Exercise directions: For the data below, say how many lines contain "this". Only the number should be given.

Material provided:
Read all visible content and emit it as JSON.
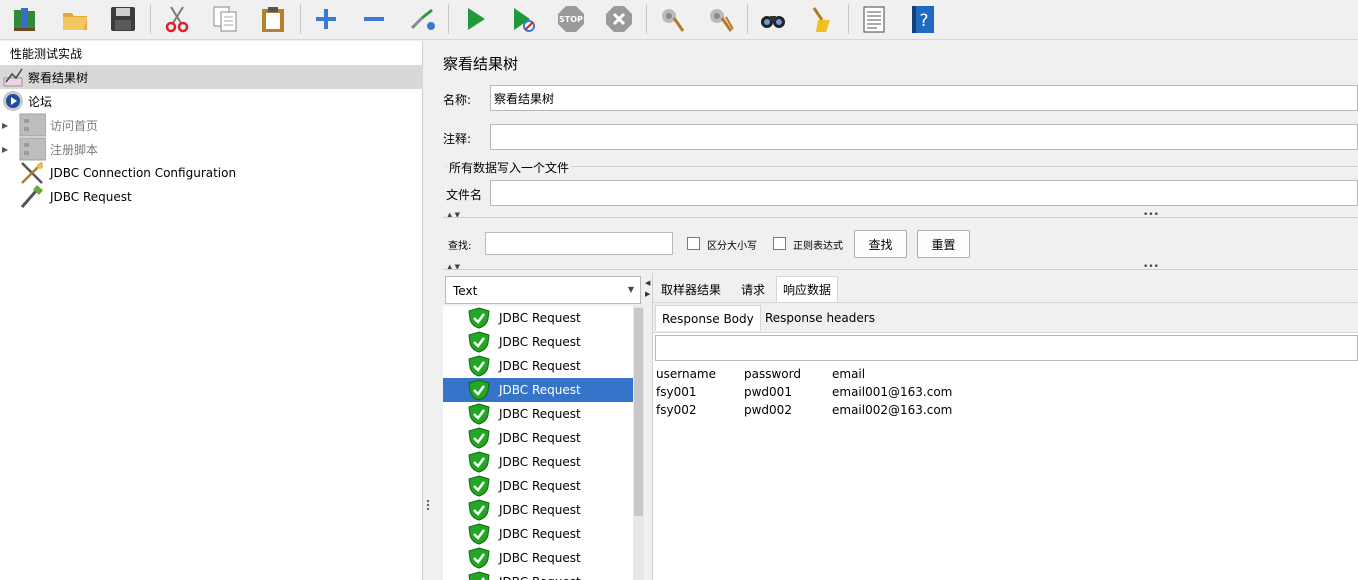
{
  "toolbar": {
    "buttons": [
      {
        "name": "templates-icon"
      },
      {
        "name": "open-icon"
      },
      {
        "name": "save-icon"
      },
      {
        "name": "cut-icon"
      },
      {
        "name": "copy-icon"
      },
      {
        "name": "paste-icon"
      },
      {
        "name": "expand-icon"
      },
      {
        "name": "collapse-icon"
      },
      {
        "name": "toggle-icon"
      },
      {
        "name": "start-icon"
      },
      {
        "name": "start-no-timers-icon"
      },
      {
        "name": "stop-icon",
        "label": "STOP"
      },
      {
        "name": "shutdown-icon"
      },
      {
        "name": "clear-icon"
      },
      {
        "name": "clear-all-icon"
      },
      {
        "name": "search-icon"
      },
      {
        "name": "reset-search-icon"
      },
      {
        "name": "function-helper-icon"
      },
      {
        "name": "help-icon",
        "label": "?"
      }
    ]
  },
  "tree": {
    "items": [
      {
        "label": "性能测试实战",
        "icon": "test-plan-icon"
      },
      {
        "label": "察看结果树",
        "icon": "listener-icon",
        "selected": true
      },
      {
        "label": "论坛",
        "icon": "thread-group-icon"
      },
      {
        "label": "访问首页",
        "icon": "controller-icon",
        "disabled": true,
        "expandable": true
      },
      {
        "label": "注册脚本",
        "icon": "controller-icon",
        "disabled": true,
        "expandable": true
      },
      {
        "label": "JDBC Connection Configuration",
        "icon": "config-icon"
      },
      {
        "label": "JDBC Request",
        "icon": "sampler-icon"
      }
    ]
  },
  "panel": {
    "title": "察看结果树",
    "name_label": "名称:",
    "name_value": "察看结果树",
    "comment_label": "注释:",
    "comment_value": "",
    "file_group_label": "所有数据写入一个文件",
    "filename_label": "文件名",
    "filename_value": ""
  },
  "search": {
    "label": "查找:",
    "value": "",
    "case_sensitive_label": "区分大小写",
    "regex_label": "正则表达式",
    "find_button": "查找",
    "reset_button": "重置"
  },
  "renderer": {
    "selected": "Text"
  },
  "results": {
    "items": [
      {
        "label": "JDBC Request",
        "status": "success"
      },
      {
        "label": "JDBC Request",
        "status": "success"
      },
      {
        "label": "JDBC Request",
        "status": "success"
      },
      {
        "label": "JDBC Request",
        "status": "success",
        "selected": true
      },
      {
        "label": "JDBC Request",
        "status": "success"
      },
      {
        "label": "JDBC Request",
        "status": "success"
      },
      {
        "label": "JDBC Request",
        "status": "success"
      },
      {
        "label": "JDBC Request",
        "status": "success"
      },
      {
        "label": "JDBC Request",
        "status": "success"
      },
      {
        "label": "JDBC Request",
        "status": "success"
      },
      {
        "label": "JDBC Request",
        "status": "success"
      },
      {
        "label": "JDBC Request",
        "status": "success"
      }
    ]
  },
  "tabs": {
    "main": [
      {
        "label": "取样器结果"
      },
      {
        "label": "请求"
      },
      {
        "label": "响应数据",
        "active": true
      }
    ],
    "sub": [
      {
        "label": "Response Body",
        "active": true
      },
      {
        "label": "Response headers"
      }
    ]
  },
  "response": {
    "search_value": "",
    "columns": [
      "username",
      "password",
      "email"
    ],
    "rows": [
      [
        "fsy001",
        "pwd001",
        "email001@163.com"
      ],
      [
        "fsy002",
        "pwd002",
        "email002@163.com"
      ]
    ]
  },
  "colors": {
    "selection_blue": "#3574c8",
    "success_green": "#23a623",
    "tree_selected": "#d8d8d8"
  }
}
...
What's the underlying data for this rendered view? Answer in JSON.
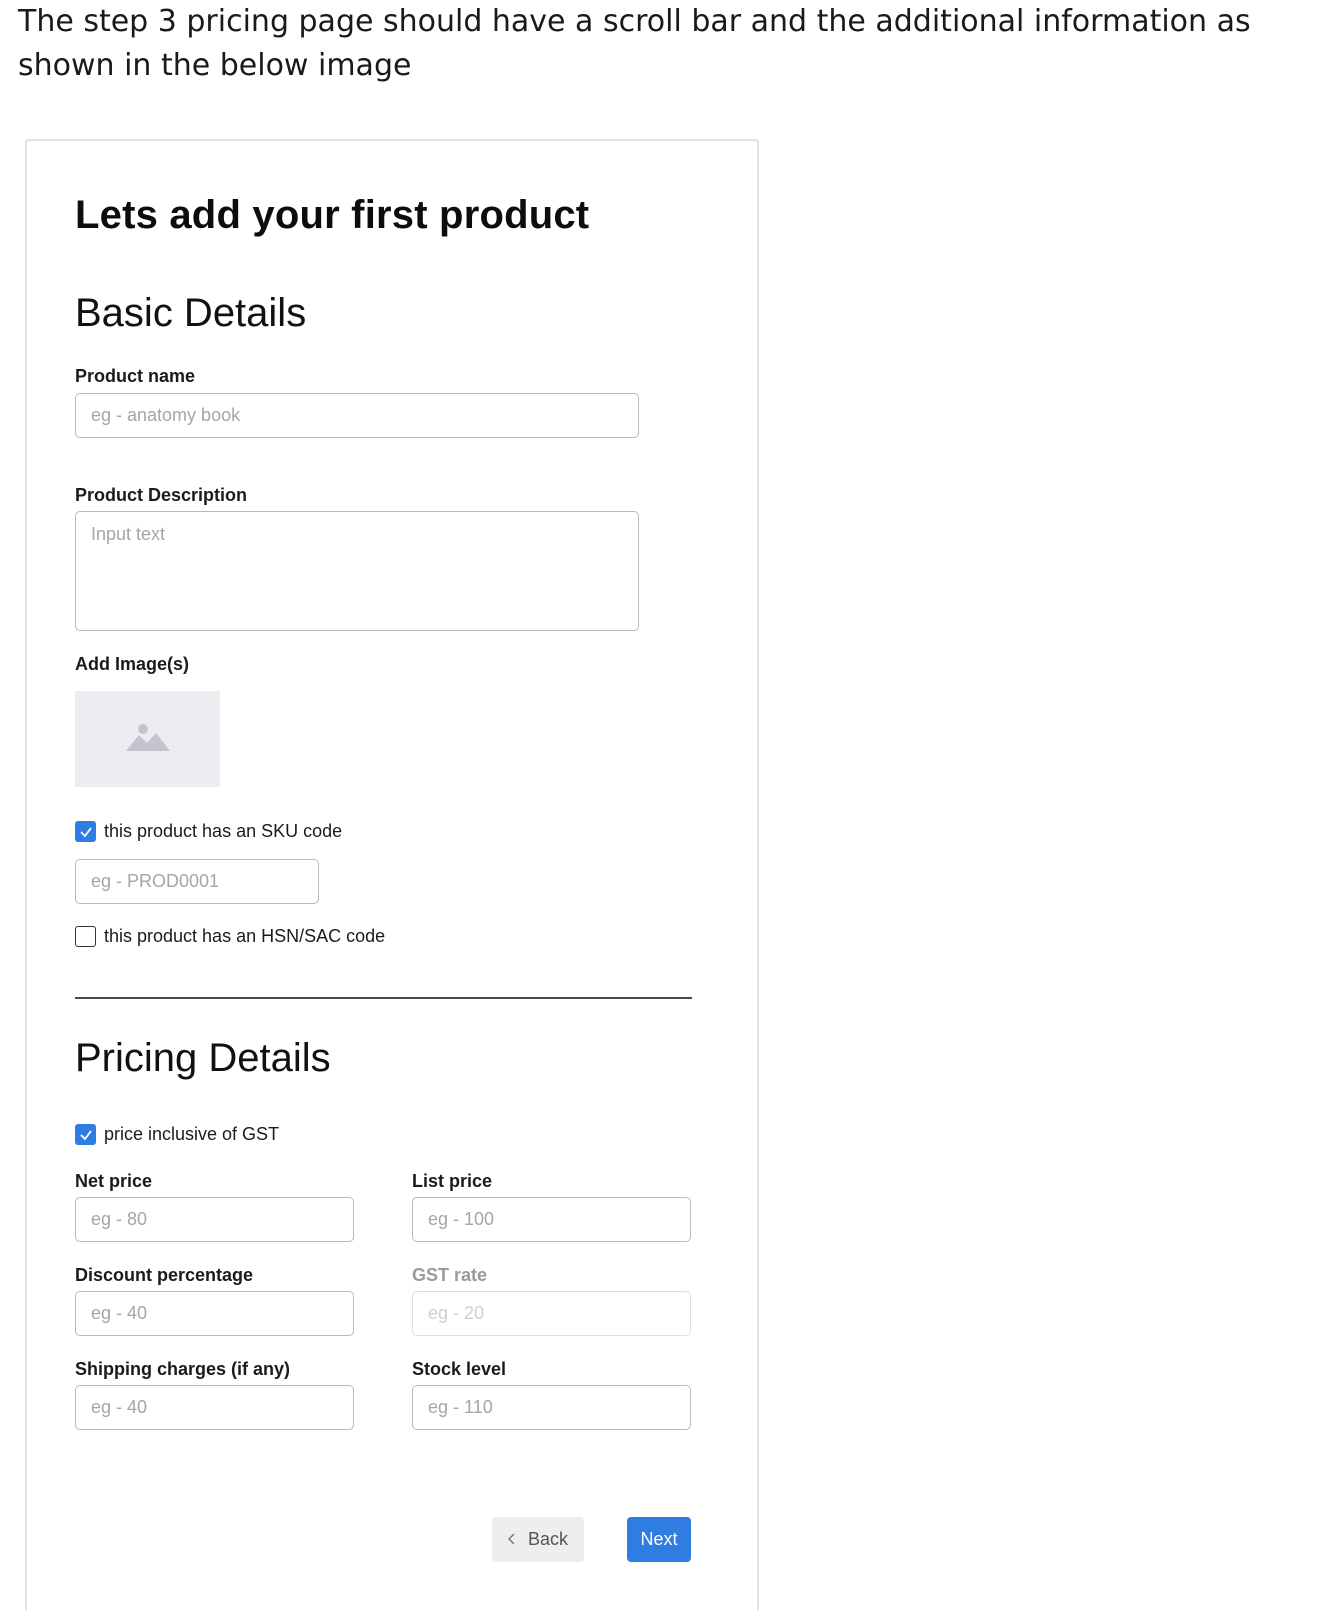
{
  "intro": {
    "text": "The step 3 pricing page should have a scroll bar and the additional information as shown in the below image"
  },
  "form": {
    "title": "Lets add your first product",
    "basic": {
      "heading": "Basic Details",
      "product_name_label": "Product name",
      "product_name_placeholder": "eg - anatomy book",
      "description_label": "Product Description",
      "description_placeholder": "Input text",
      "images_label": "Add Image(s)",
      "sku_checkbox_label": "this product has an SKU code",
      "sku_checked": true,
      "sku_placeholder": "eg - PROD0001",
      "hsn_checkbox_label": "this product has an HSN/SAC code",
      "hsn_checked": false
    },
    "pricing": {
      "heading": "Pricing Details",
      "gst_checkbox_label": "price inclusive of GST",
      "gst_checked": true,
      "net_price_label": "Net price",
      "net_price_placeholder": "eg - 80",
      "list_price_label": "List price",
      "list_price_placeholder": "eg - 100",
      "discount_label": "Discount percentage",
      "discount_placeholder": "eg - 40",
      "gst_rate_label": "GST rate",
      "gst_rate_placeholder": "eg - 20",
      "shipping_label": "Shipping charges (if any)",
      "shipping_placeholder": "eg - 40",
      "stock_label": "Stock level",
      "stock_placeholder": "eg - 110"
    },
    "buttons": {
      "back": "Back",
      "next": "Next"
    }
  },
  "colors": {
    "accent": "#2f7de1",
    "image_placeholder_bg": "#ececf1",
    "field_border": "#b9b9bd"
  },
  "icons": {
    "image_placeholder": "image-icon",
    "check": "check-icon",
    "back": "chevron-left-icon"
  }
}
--
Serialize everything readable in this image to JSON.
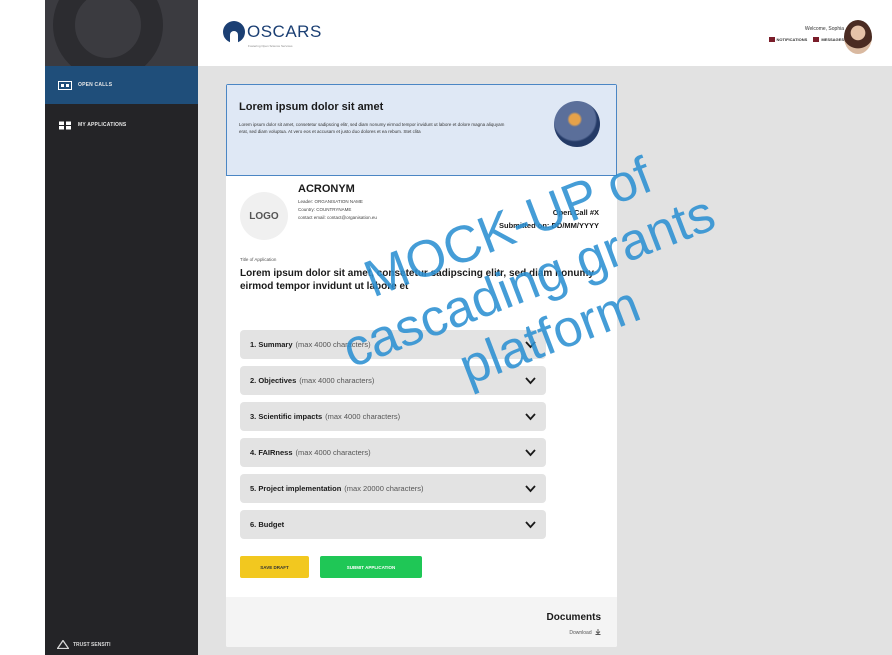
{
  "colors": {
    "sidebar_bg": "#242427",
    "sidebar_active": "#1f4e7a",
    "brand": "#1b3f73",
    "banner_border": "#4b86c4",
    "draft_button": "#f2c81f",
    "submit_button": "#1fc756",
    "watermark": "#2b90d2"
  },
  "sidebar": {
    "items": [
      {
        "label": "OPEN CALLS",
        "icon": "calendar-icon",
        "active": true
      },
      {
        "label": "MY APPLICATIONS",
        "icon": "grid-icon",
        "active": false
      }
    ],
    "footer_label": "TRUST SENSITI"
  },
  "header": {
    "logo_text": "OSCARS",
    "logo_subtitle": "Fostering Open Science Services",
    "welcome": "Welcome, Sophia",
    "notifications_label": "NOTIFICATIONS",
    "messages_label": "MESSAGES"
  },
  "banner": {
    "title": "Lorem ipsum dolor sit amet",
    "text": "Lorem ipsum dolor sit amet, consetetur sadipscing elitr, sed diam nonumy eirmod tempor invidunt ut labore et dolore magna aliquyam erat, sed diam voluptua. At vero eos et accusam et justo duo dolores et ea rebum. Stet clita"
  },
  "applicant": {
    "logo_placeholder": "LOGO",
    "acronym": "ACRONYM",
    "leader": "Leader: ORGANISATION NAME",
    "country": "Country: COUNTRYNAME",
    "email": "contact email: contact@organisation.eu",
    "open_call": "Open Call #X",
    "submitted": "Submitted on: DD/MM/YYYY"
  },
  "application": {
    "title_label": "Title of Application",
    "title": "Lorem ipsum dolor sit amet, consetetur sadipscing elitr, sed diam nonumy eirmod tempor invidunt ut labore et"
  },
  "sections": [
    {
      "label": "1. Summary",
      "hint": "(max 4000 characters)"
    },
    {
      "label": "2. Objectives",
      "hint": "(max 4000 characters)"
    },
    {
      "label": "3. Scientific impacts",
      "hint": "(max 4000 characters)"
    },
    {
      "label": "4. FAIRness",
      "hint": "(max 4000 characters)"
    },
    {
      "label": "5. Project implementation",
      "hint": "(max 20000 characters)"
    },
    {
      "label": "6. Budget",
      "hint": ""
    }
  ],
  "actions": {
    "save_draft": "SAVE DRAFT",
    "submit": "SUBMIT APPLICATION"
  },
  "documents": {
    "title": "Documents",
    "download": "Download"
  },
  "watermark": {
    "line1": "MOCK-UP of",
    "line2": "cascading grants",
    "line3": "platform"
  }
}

Expected answer: 4